* Filings in the last week may be undercounted as a result of processing delays. These counts will be revised in the following week.

Changes in eviction filings

Eviction filings in New York City were significantly below historical average in January and February of this year.1 Filings dropped to nearly zero in April, May, and June, but have increased over the course of the fall.

  1. Eviction filing data for New York City were collected by the Housing Data Coalition. Historical averages cover the years 2016-2018.

The geography of changes in eviction filings

New York City is divided into 299 zip codes. In each of those zip codes, we map eviction filings over the last four weeks compared to the typical number of filings in the average year.1 Over that period, we see declines in eviction filings across almost all of the five boroughs.

  1. Eviction filing data for New York City were collected by the Housing Data Coalition. Historical averages cover the years 2016-2018.
  2. Tract racial majority determined using American Community Survey (ACS) estimates for 2014–2018

Eviction filings by neighborhood demographics

American Community Survey (ACS) data allow us to categorize zip codes by their racial/ethnic majority: White, Black, Latinx, or Other/None. In January and February, evictions in New York City were concentrated in majority-Latinx zip codes. Since the end of the state moratorium, those zip codes have also seen the largest number of new filings.

When you toggle the figure to see data relative to average, comparisons are being drawn—within the same set of zip codes defined by racial/ethnic majority—between filings in 2020 and average filings in 2016–2018.

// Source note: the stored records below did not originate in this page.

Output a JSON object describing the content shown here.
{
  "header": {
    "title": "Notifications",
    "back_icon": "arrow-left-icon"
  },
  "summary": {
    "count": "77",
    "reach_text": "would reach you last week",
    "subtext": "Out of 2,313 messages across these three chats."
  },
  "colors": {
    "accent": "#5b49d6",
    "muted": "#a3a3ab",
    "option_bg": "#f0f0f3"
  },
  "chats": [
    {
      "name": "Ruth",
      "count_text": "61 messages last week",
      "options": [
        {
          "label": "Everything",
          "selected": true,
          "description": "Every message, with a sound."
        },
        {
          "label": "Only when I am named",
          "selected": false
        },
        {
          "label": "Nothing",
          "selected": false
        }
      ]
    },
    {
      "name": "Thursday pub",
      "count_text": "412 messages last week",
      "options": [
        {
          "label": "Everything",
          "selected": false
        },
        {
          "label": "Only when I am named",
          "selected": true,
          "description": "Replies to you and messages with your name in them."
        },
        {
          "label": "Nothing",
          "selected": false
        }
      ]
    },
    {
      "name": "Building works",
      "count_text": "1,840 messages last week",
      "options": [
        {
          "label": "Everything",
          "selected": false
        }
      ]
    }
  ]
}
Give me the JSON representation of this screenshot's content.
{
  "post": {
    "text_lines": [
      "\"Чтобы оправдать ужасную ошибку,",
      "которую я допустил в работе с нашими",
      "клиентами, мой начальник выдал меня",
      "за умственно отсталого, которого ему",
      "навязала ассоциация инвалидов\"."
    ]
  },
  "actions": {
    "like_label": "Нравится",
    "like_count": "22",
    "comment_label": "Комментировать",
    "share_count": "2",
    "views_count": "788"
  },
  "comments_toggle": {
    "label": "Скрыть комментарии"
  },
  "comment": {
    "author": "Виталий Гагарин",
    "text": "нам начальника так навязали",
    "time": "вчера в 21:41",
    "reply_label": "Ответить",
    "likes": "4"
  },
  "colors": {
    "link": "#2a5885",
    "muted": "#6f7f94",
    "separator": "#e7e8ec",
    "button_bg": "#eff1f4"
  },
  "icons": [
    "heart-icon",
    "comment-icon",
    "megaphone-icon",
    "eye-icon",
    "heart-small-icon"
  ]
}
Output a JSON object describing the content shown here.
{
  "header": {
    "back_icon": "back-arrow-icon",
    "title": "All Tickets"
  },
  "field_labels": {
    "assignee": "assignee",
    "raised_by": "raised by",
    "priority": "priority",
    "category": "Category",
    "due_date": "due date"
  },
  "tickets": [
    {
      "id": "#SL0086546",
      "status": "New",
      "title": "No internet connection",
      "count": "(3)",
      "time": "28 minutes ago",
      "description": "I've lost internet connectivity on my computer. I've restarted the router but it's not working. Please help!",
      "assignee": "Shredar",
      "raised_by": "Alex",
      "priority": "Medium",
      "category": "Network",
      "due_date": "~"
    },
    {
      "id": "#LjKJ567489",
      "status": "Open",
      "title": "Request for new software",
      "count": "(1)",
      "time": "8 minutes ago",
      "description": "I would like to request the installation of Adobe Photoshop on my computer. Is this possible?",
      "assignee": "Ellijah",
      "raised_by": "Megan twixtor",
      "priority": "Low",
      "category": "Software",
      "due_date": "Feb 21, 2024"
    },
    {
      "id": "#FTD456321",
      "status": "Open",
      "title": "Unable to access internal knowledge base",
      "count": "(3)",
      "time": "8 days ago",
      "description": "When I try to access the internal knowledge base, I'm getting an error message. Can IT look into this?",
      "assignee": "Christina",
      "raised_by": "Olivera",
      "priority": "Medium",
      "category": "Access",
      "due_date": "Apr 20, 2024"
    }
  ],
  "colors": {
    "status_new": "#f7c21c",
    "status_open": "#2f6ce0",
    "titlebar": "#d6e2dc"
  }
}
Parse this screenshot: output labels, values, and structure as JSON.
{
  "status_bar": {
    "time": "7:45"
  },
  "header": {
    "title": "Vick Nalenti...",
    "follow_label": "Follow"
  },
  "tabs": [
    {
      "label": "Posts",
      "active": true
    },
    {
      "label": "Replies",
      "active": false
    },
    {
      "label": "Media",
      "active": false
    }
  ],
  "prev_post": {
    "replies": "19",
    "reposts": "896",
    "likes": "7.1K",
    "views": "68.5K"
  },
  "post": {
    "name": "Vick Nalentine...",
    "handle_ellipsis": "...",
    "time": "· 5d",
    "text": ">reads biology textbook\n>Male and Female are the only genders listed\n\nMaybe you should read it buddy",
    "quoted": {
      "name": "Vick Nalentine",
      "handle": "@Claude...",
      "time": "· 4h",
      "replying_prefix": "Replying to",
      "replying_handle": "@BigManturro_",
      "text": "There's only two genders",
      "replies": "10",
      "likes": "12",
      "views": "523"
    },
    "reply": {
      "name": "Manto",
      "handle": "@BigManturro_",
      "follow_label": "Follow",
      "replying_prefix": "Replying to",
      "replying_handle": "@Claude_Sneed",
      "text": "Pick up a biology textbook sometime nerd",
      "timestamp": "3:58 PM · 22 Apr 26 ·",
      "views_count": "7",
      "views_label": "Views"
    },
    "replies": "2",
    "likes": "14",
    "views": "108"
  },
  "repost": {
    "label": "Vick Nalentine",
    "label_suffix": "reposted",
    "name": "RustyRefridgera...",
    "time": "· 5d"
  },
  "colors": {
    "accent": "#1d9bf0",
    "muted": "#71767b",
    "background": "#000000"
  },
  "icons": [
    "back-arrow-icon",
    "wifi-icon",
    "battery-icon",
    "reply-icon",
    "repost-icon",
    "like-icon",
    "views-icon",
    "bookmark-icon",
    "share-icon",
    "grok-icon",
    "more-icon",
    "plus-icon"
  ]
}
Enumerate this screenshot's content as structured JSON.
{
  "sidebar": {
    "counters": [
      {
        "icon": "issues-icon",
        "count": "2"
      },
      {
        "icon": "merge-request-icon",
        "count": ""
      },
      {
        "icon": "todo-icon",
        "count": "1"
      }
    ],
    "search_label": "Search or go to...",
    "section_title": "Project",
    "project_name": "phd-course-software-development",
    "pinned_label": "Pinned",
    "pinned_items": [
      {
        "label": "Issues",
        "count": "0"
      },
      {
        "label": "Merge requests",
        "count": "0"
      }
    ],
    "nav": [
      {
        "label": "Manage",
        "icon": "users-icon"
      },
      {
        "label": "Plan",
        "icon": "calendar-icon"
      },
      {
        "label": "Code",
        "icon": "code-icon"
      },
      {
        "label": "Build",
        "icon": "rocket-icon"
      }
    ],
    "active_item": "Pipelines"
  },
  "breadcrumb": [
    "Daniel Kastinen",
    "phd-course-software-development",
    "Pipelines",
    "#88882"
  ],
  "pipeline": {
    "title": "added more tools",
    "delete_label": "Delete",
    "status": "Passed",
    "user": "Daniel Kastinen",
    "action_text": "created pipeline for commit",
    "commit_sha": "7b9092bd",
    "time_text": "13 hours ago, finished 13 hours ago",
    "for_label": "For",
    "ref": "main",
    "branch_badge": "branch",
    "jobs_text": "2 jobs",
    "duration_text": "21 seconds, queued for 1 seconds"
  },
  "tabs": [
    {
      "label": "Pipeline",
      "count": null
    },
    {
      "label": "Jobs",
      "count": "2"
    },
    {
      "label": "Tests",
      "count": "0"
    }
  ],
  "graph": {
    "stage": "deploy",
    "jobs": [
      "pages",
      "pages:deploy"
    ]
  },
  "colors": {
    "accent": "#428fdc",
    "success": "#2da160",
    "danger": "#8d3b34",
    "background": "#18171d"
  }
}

  1. Eviction filing data for New York City were collected by the Housing Data Coalition. Historical averages cover the years 2016-2018.